##### Source records

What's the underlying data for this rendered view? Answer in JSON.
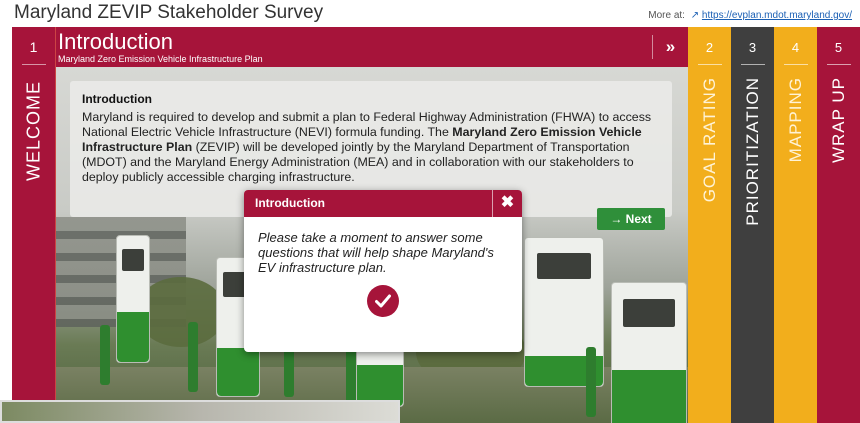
{
  "header": {
    "title": "Maryland ZEVIP Stakeholder Survey",
    "more_at_label": "More at:",
    "more_at_link": "https://evplan.mdot.maryland.gov/"
  },
  "steps": [
    {
      "number": "1",
      "label": "WELCOME",
      "color": "#a6143a"
    },
    {
      "number": "2",
      "label": "GOAL RATING",
      "color": "#f2ae1c"
    },
    {
      "number": "3",
      "label": "PRIORITIZATION",
      "color": "#3f3f3f"
    },
    {
      "number": "4",
      "label": "MAPPING",
      "color": "#f2ae1c"
    },
    {
      "number": "5",
      "label": "WRAP UP",
      "color": "#a6143a"
    }
  ],
  "section": {
    "title": "Introduction",
    "subtitle": "Maryland Zero Emission Vehicle Infrastructure Plan",
    "next_icon": "double-chevron-right-icon"
  },
  "intro": {
    "heading": "Introduction",
    "text_part1": "Maryland is required to develop and submit a plan to Federal Highway Administration (FHWA) to access National Electric Vehicle Infrastructure (NEVI) formula funding. The ",
    "text_bold": "Maryland Zero Emission Vehicle Infrastructure Plan",
    "text_part2": " (ZEVIP) will be developed jointly by the Maryland Department of Transportation (MDOT) and the Maryland Energy Administration (MEA) and in collaboration with our stakeholders to deploy publicly accessible charging infrastructure.",
    "next_label": "→ Next"
  },
  "modal": {
    "title": "Introduction",
    "close_icon": "close-icon",
    "body": "Please take a moment to answer some questions that will help shape Maryland's EV infrastructure plan.",
    "ok_icon": "checkmark-icon"
  },
  "colors": {
    "maroon": "#a6143a",
    "gold": "#f2ae1c",
    "charcoal": "#3f3f3f",
    "green": "#2f8f3a"
  }
}
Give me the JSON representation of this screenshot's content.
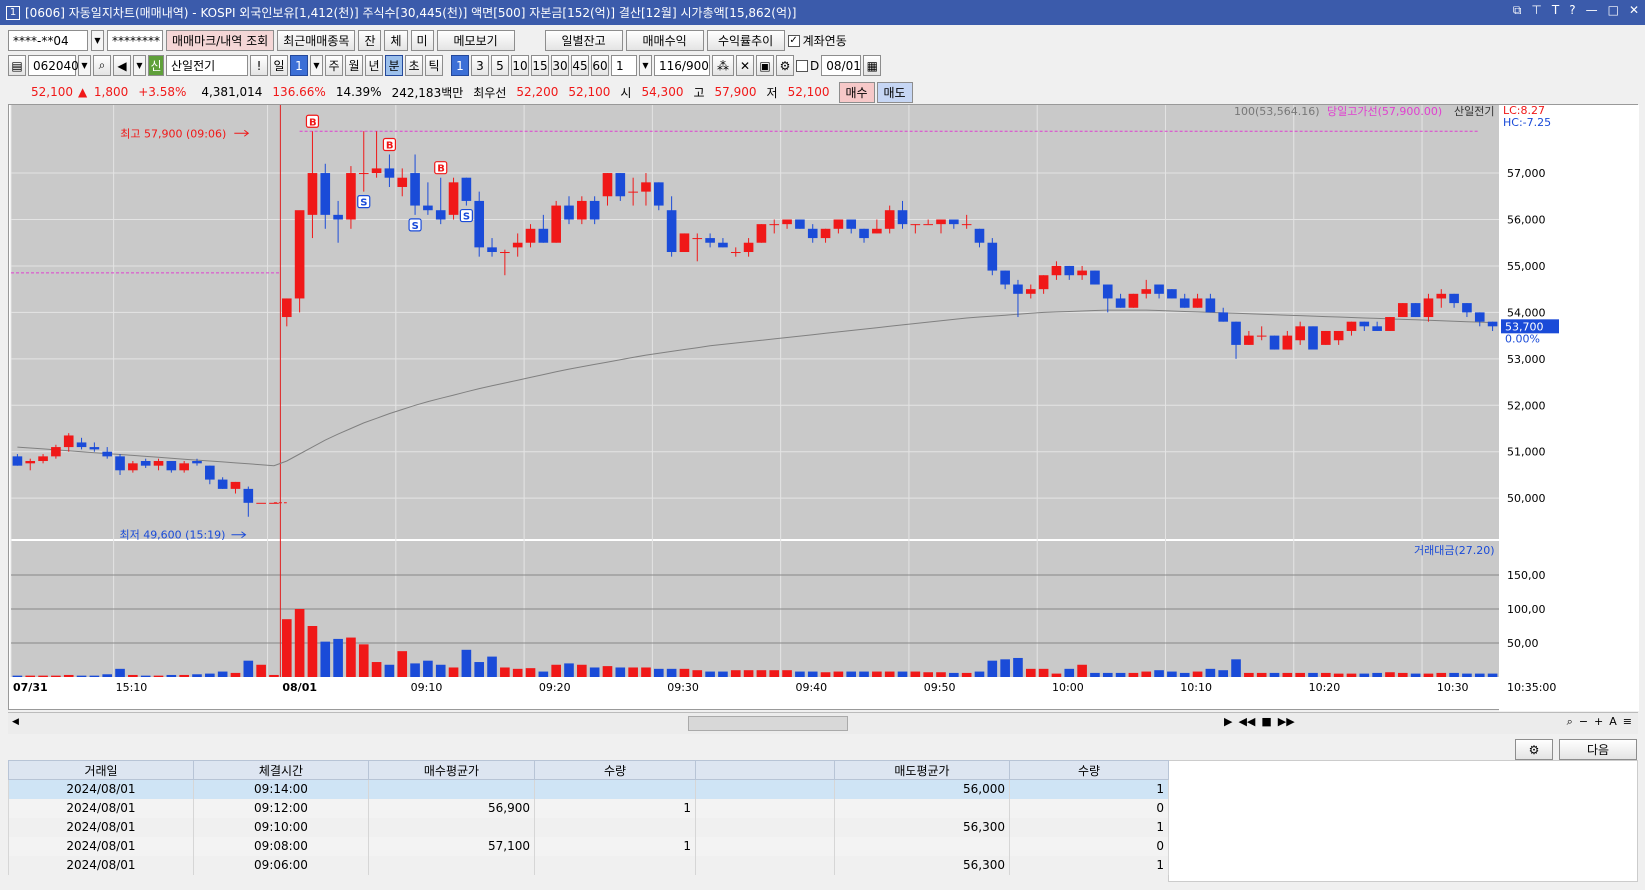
{
  "title": {
    "num": "1",
    "text": "[0606] 자동일지차트(매매내역) - KOSPI 외국인보유[1,412(천)] 주식수[30,445(천)] 액면[500] 자본금[152(억)] 결산[12월] 시가총액[15,862(억)]"
  },
  "toolbar1": {
    "account": "****-**04",
    "password": "********",
    "btn_trade_mark": "매매마크/내역 조회",
    "btn_recent": "최근매매종목",
    "btn_jan": "잔",
    "btn_che": "체",
    "btn_mi": "미",
    "btn_memo": "메모보기",
    "btn_daily": "일별잔고",
    "btn_profit": "매매수익",
    "btn_rate": "수익률추이",
    "checkbox_label": "계좌연동"
  },
  "toolbar2": {
    "code": "062040",
    "stock_name": "산일전기",
    "prefix": "신",
    "period_il": "일",
    "period_num": "1",
    "tabs": [
      "주",
      "월",
      "년",
      "분",
      "초",
      "틱"
    ],
    "minutes": [
      "1",
      "3",
      "5",
      "10",
      "15",
      "30",
      "45",
      "60"
    ],
    "count_sel": "1",
    "bars": "116",
    "max_bars": "/900",
    "date_label": "D",
    "date": "08/01"
  },
  "quote": {
    "price": "52,100",
    "change": "1,800",
    "rate": "+3.58%",
    "volume": "4,381,014",
    "vol_ratio": "136.66%",
    "turnover": "14.39%",
    "amount": "242,183백만",
    "best_label": "최우선",
    "ask": "52,200",
    "bid": "52,100",
    "open_label": "시",
    "open": "54,300",
    "high_label": "고",
    "high": "57,900",
    "low_label": "저",
    "low": "52,100",
    "buy_btn": "매수",
    "sell_btn": "매도"
  },
  "legend": {
    "ma": "100(53,564.16)",
    "high_line": "당일고가선(57,900.00)",
    "stock": "산일전기",
    "lc": "LC:8.27",
    "hc": "HC:-7.25",
    "volume": "거래대금(27.20)"
  },
  "annotations": {
    "high": "최고 57,900 (09:06)",
    "low": "최저 49,600 (15:19)",
    "last_price": "53,700",
    "last_pct": "0.00%"
  },
  "colors": {
    "up": "#f01818",
    "down": "#1a4bd8",
    "ma": "#808080",
    "high_line": "#e040d0",
    "title_bg": "#3b5bab"
  },
  "chart_data": {
    "type": "candlestick",
    "price_axis": {
      "ticks": [
        "57,000",
        "56,000",
        "55,000",
        "54,000",
        "53,000",
        "52,000",
        "51,000",
        "50,000"
      ]
    },
    "volume_axis": {
      "ticks": [
        "150,00",
        "100,00",
        "50,00"
      ]
    },
    "time_axis": [
      "07/31",
      "15:10",
      "08/01",
      "09:10",
      "09:20",
      "09:30",
      "09:40",
      "09:50",
      "10:00",
      "10:10",
      "10:20",
      "10:30",
      "10:35:00"
    ],
    "candles": [
      [
        50900,
        50950,
        50700,
        50700
      ],
      [
        50750,
        50850,
        50600,
        50800
      ],
      [
        50800,
        50950,
        50750,
        50900
      ],
      [
        50900,
        51150,
        50850,
        51100
      ],
      [
        51100,
        51400,
        51000,
        51350
      ],
      [
        51200,
        51300,
        51050,
        51100
      ],
      [
        51100,
        51200,
        51000,
        51050
      ],
      [
        51000,
        51100,
        50850,
        50900
      ],
      [
        50900,
        50950,
        50500,
        50600
      ],
      [
        50600,
        50800,
        50550,
        50750
      ],
      [
        50800,
        50850,
        50650,
        50700
      ],
      [
        50700,
        50850,
        50600,
        50800
      ],
      [
        50800,
        50800,
        50550,
        50600
      ],
      [
        50600,
        50800,
        50550,
        50750
      ],
      [
        50800,
        50850,
        50700,
        50750
      ],
      [
        50700,
        50700,
        50300,
        50400
      ],
      [
        50400,
        50450,
        50200,
        50200
      ],
      [
        50200,
        50350,
        50100,
        50350
      ],
      [
        50200,
        50250,
        49600,
        49900
      ],
      [
        49900,
        49900,
        49900,
        49900
      ],
      [
        49900,
        49900,
        49900,
        49900
      ],
      [
        53900,
        54300,
        53700,
        54300
      ],
      [
        54300,
        55500,
        54000,
        56200
      ],
      [
        56100,
        57900,
        55600,
        57000
      ],
      [
        57000,
        57200,
        55800,
        56100
      ],
      [
        56100,
        56400,
        55500,
        56000
      ],
      [
        56000,
        57150,
        55800,
        57000
      ],
      [
        57000,
        57900,
        56600,
        57000
      ],
      [
        57000,
        57900,
        56900,
        57100
      ],
      [
        57100,
        57400,
        56700,
        56900
      ],
      [
        56700,
        57100,
        56500,
        56900
      ],
      [
        57000,
        57400,
        56100,
        56300
      ],
      [
        56300,
        56800,
        56100,
        56200
      ],
      [
        56200,
        56900,
        55900,
        56000
      ],
      [
        56100,
        56900,
        56000,
        56800
      ],
      [
        56900,
        56900,
        56300,
        56400
      ],
      [
        56400,
        56600,
        55200,
        55400
      ],
      [
        55400,
        55600,
        55200,
        55300
      ],
      [
        55300,
        55350,
        54800,
        55300
      ],
      [
        55400,
        55700,
        55200,
        55500
      ],
      [
        55500,
        55900,
        55400,
        55800
      ],
      [
        55800,
        56100,
        55500,
        55500
      ],
      [
        55500,
        56400,
        55500,
        56300
      ],
      [
        56300,
        56500,
        55900,
        56000
      ],
      [
        56000,
        56500,
        55900,
        56400
      ],
      [
        56400,
        56500,
        55900,
        56000
      ],
      [
        56500,
        57000,
        56300,
        57000
      ],
      [
        57000,
        57000,
        56400,
        56500
      ],
      [
        56600,
        56900,
        56300,
        56600
      ],
      [
        56600,
        57000,
        56300,
        56800
      ],
      [
        56800,
        56800,
        56200,
        56300
      ],
      [
        56200,
        56500,
        55200,
        55300
      ],
      [
        55300,
        55700,
        55300,
        55700
      ],
      [
        55600,
        55700,
        55100,
        55600
      ],
      [
        55600,
        55700,
        55400,
        55500
      ],
      [
        55500,
        55600,
        55400,
        55400
      ],
      [
        55300,
        55400,
        55200,
        55300
      ],
      [
        55300,
        55600,
        55200,
        55500
      ],
      [
        55500,
        55900,
        55500,
        55900
      ],
      [
        55900,
        56000,
        55700,
        55900
      ],
      [
        55900,
        56000,
        55800,
        56000
      ],
      [
        56000,
        56000,
        55800,
        55800
      ],
      [
        55800,
        55900,
        55500,
        55600
      ],
      [
        55600,
        55800,
        55500,
        55800
      ],
      [
        55800,
        56000,
        55700,
        56000
      ],
      [
        56000,
        56000,
        55700,
        55800
      ],
      [
        55800,
        55800,
        55500,
        55600
      ],
      [
        55700,
        56000,
        55700,
        55800
      ],
      [
        55800,
        56300,
        55700,
        56200
      ],
      [
        56200,
        56400,
        55800,
        55900
      ],
      [
        55900,
        55900,
        55700,
        55900
      ],
      [
        55900,
        56000,
        55900,
        55900
      ],
      [
        55900,
        56000,
        55700,
        56000
      ],
      [
        56000,
        56000,
        55800,
        55900
      ],
      [
        55900,
        56100,
        55800,
        55900
      ],
      [
        55800,
        55800,
        55400,
        55500
      ],
      [
        55500,
        55600,
        54800,
        54900
      ],
      [
        54900,
        54900,
        54500,
        54600
      ],
      [
        54600,
        54700,
        53900,
        54400
      ],
      [
        54400,
        54600,
        54300,
        54500
      ],
      [
        54500,
        54800,
        54400,
        54800
      ],
      [
        54800,
        55100,
        54700,
        55000
      ],
      [
        55000,
        55000,
        54700,
        54800
      ],
      [
        54800,
        55000,
        54700,
        54900
      ],
      [
        54900,
        54900,
        54600,
        54600
      ],
      [
        54600,
        54600,
        54000,
        54300
      ],
      [
        54300,
        54400,
        54100,
        54100
      ],
      [
        54100,
        54400,
        54100,
        54400
      ],
      [
        54400,
        54700,
        54300,
        54500
      ],
      [
        54600,
        54600,
        54300,
        54400
      ],
      [
        54500,
        54500,
        54300,
        54300
      ],
      [
        54300,
        54400,
        54100,
        54100
      ],
      [
        54100,
        54400,
        54100,
        54300
      ],
      [
        54300,
        54400,
        54000,
        54000
      ],
      [
        54000,
        54100,
        53800,
        53800
      ],
      [
        53800,
        53800,
        53000,
        53300
      ],
      [
        53300,
        53600,
        53300,
        53500
      ],
      [
        53500,
        53700,
        53400,
        53500
      ],
      [
        53500,
        53500,
        53200,
        53200
      ],
      [
        53200,
        53600,
        53200,
        53500
      ],
      [
        53400,
        53800,
        53300,
        53700
      ],
      [
        53700,
        53700,
        53400,
        53200
      ],
      [
        53300,
        53600,
        53300,
        53600
      ],
      [
        53400,
        53600,
        53300,
        53600
      ],
      [
        53600,
        53800,
        53500,
        53800
      ],
      [
        53800,
        53800,
        53600,
        53700
      ],
      [
        53700,
        53800,
        53600,
        53600
      ],
      [
        53600,
        53900,
        53600,
        53900
      ],
      [
        53900,
        54200,
        53900,
        54200
      ],
      [
        54200,
        54200,
        53900,
        53900
      ],
      [
        53900,
        54400,
        53800,
        54300
      ],
      [
        54300,
        54500,
        54100,
        54400
      ],
      [
        54400,
        54400,
        54100,
        54200
      ],
      [
        54200,
        54200,
        53900,
        54000
      ],
      [
        54000,
        54000,
        53700,
        53800
      ],
      [
        53800,
        53800,
        53600,
        53700
      ]
    ],
    "volumes": [
      2,
      2,
      2,
      2,
      3,
      2,
      2,
      4,
      12,
      3,
      2,
      2,
      3,
      3,
      4,
      5,
      8,
      6,
      24,
      18,
      3,
      85,
      100,
      75,
      52,
      56,
      58,
      48,
      22,
      18,
      38,
      20,
      24,
      18,
      14,
      40,
      22,
      30,
      14,
      12,
      13,
      8,
      18,
      20,
      18,
      14,
      16,
      14,
      14,
      14,
      12,
      12,
      12,
      10,
      8,
      8,
      10,
      10,
      10,
      10,
      10,
      8,
      8,
      7,
      8,
      8,
      8,
      8,
      8,
      8,
      8,
      7,
      7,
      6,
      6,
      8,
      24,
      26,
      28,
      12,
      12,
      5,
      12,
      18,
      6,
      6,
      6,
      6,
      8,
      10,
      8,
      6,
      8,
      12,
      10,
      26,
      6,
      6,
      6,
      6,
      6,
      6,
      6,
      5,
      5,
      5,
      6,
      7,
      6,
      5,
      5,
      6,
      6,
      5,
      5,
      5
    ],
    "trade_marks": [
      {
        "index": 23,
        "type": "B"
      },
      {
        "index": 27,
        "type": "S"
      },
      {
        "index": 29,
        "type": "B"
      },
      {
        "index": 31,
        "type": "S"
      },
      {
        "index": 33,
        "type": "B"
      },
      {
        "index": 35,
        "type": "S"
      }
    ],
    "moving_average": "100(53,564.16)",
    "high_line": 57900
  },
  "table": {
    "headers": [
      "거래일",
      "체결시간",
      "매수평균가",
      "수량",
      "",
      "매도평균가",
      "수량"
    ],
    "rows": [
      [
        "2024/08/01",
        "09:14:00",
        "",
        "",
        "",
        "56,000",
        "1"
      ],
      [
        "2024/08/01",
        "09:12:00",
        "56,900",
        "1",
        "",
        "",
        "0"
      ],
      [
        "2024/08/01",
        "09:10:00",
        "",
        "",
        "",
        "56,300",
        "1"
      ],
      [
        "2024/08/01",
        "09:08:00",
        "57,100",
        "1",
        "",
        "",
        "0"
      ],
      [
        "2024/08/01",
        "09:06:00",
        "",
        "",
        "",
        "56,300",
        "1"
      ]
    ],
    "next_btn": "다음"
  }
}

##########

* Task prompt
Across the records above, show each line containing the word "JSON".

* Output of the task
What's the underlying data for this rendered view? Answer in JSON.
Give me the JSON representation of this screenshot's content.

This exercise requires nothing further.